*About this exercise*: Your answer should consist of the complete listing, repeated verbatim.

*Extracted material*:
§

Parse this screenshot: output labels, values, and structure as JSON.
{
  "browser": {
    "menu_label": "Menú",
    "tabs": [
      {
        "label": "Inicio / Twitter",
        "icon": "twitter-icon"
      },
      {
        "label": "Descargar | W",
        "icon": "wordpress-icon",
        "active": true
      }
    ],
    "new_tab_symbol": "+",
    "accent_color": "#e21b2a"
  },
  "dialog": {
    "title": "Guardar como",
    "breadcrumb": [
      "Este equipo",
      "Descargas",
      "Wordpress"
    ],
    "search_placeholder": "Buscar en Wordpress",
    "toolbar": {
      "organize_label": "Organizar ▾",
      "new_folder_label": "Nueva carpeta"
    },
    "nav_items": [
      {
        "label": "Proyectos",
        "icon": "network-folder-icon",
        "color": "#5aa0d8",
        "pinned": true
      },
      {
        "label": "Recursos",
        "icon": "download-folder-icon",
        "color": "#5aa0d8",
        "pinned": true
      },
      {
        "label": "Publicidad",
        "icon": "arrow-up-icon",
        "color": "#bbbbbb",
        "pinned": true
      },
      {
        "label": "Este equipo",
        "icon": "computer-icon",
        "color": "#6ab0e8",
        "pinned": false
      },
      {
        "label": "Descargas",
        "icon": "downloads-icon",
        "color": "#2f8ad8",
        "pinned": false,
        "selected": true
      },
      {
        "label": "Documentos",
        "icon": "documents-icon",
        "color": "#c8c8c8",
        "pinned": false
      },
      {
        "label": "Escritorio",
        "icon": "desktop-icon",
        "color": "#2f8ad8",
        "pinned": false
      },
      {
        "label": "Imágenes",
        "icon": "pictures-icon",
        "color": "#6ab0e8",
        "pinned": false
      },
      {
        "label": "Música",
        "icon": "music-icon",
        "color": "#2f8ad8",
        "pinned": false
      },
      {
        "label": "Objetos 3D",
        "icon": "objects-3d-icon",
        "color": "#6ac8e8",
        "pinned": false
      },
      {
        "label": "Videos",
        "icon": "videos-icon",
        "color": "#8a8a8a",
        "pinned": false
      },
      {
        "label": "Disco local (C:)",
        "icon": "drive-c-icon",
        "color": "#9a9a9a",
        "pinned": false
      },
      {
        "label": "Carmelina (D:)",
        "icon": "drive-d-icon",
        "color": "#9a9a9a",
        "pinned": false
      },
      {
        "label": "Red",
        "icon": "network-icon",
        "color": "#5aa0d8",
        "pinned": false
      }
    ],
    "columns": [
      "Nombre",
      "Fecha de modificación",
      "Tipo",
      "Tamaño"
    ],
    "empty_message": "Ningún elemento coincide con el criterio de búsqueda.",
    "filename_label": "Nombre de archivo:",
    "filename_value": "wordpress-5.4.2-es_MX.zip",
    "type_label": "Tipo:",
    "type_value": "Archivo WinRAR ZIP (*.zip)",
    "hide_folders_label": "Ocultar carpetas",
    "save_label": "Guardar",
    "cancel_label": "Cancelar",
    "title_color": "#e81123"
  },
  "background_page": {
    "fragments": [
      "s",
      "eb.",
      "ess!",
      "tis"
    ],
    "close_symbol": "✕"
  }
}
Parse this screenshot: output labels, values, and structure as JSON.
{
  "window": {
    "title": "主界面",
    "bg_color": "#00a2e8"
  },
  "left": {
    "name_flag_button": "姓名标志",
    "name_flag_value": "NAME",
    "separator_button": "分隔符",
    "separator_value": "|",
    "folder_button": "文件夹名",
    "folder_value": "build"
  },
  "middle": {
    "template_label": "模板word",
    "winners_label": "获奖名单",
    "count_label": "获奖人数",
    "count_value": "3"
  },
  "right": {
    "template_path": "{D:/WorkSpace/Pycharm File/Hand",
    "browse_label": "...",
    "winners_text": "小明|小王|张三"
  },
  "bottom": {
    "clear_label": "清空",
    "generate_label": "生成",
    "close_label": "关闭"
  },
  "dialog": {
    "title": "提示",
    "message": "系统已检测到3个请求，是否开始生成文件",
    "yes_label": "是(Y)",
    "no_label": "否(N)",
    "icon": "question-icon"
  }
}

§

*Solution to the exercise*:
Parse this screenshot: output labels, values, and structure as JSON.
{
  "browser": {
    "menu_label": "Menú",
    "tabs": [
      {
        "label": "Inicio / Twitter",
        "icon": "twitter-icon"
      },
      {
        "label": "Descargar | W",
        "icon": "wordpress-icon",
        "active": true
      }
    ],
    "new_tab_symbol": "+",
    "accent_color": "#e21b2a"
  },
  "dialog": {
    "title": "Guardar como",
    "breadcrumb": [
      "Este equipo",
      "Descargas",
      "Wordpress"
    ],
    "search_placeholder": "Buscar en Wordpress",
    "toolbar": {
      "organize_label": "Organizar ▾",
      "new_folder_label": "Nueva carpeta"
    },
    "nav_items": [
      {
        "label": "Proyectos",
        "icon": "network-folder-icon",
        "color": "#5aa0d8",
        "pinned": true
      },
      {
        "label": "Recursos",
        "icon": "download-folder-icon",
        "color": "#5aa0d8",
        "pinned": true
      },
      {
        "label": "Publicidad",
        "icon": "arrow-up-icon",
        "color": "#bbbbbb",
        "pinned": true
      },
      {
        "label": "Este equipo",
        "icon": "computer-icon",
        "color": "#6ab0e8",
        "pinned": false
      },
      {
        "label": "Descargas",
        "icon": "downloads-icon",
        "color": "#2f8ad8",
        "pinned": false,
        "selected": true
      },
      {
        "label": "Documentos",
        "icon": "documents-icon",
        "color": "#c8c8c8",
        "pinned": false
      },
      {
        "label": "Escritorio",
        "icon": "desktop-icon",
        "color": "#2f8ad8",
        "pinned": false
      },
      {
        "label": "Imágenes",
        "icon": "pictures-icon",
        "color": "#6ab0e8",
        "pinned": false
      },
      {
        "label": "Música",
        "icon": "music-icon",
        "color": "#2f8ad8",
        "pinned": false
      },
      {
        "label": "Objetos 3D",
        "icon": "objects-3d-icon",
        "color": "#6ac8e8",
        "pinned": false
      },
      {
        "label": "Videos",
        "icon": "videos-icon",
        "color": "#8a8a8a",
        "pinned": false
      },
      {
        "label": "Disco local (C:)",
        "icon": "drive-c-icon",
        "color": "#9a9a9a",
        "pinned": false
      },
      {
        "label": "Carmelina (D:)",
        "icon": "drive-d-icon",
        "color": "#9a9a9a",
        "pinned": false
      },
      {
        "label": "Red",
        "icon": "network-icon",
        "color": "#5aa0d8",
        "pinned": false
      }
    ],
    "columns": [
      "Nombre",
      "Fecha de modificación",
      "Tipo",
      "Tamaño"
    ],
    "empty_message": "Ningún elemento coincide con el criterio de búsqueda.",
    "filename_label": "Nombre de archivo:",
    "filename_value": "wordpress-5.4.2-es_MX.zip",
    "type_label": "Tipo:",
    "type_value": "Archivo WinRAR ZIP (*.zip)",
    "hide_folders_label": "Ocultar carpetas",
    "save_label": "Guardar",
    "cancel_label": "Cancelar",
    "title_color": "#e81123"
  },
  "background_page": {
    "fragments": [
      "s",
      "eb.",
      "ess!",
      "tis"
    ],
    "close_symbol": "✕"
  }
}
Parse this screenshot: output labels, values, and structure as JSON.
{
  "window": {
    "title": "主界面",
    "bg_color": "#00a2e8"
  },
  "left": {
    "name_flag_button": "姓名标志",
    "name_flag_value": "NAME",
    "separator_button": "分隔符",
    "separator_value": "|",
    "folder_button": "文件夹名",
    "folder_value": "build"
  },
  "middle": {
    "template_label": "模板word",
    "winners_label": "获奖名单",
    "count_label": "获奖人数",
    "count_value": "3"
  },
  "right": {
    "template_path": "{D:/WorkSpace/Pycharm File/Hand",
    "browse_label": "...",
    "winners_text": "小明|小王|张三"
  },
  "bottom": {
    "clear_label": "清空",
    "generate_label": "生成",
    "close_label": "关闭"
  },
  "dialog": {
    "title": "提示",
    "message": "系统已检测到3个请求，是否开始生成文件",
    "yes_label": "是(Y)",
    "no_label": "否(N)",
    "icon": "question-icon"
  }
}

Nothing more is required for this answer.